2 Fidelity IRA analysis based on 10 million Personal Investing IRA accounts, as of June 30, 2020 and includes all IRAs except for inherited IRAs, small business IRAs and IRAs distributed through the advisor-sold market.
3 Analysis based on 23,000 corporate defined contribution plans and 18.6 million participants as of June 30, 2020. These figures include the advisor-sold market but exclude the tax-exempt market. Excluded from the behavioral statistics are non-qualified defined contribution plans and plans for Fidelity’s own employees.
4 Analysis based on 10,443 defined contribution plans, including 403(b), 401(a), 401(k) and 457(b) qualified, non-qualified and TEM pooled plans, and 6.7 million participant accounts, for 5 million unique individuals, in the tax-exempt market, as of June 30, 2020.
5 Based on Fidelity survey of 293 plan sponsors conducted between June 17-July 2, 2020.

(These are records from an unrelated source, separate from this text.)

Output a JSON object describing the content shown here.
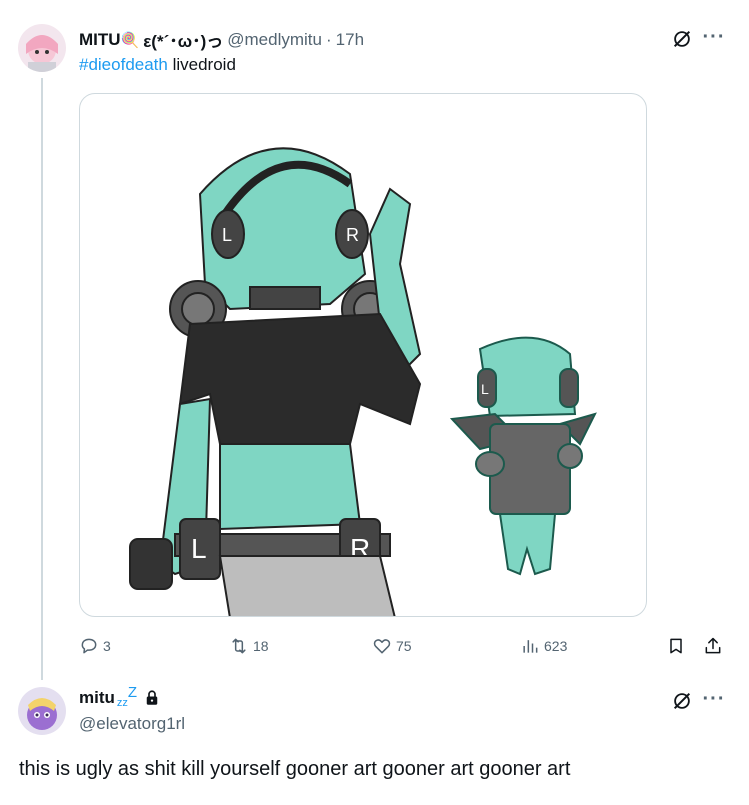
{
  "tweet": {
    "name": "MITU",
    "name_emoji": "🍭",
    "name_kaomoji": "ε(*´･ω･)っ",
    "handle": "@medlymitu",
    "separator": "·",
    "time": "17h",
    "hashtag": "#dieofdeath",
    "text_rest": " livedroid",
    "stats": {
      "replies": "3",
      "retweets": "18",
      "likes": "75",
      "views": "623"
    }
  },
  "reply": {
    "name": "mitu",
    "zzz_small": "zz",
    "zzz_big": "Z",
    "handle": "@elevatorg1rl",
    "text": "this is ugly as shit kill yourself gooner art gooner art gooner art"
  },
  "colors": {
    "accent": "#1d9bf0",
    "muted": "#536471",
    "border": "#cfd9de",
    "drawing_teal": "#7fd6c3"
  },
  "icons": {
    "reply": "reply-icon",
    "retweet": "retweet-icon",
    "like": "heart-icon",
    "views": "views-icon",
    "bookmark": "bookmark-icon",
    "share": "share-icon",
    "grok": "grok-icon",
    "more": "more-icon",
    "lock": "lock-icon"
  }
}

6 "Leading Through Uncertain Times," Fidelity Investments plan sponsor and participant trend reporting during the COVID-19 pandemic, July 2020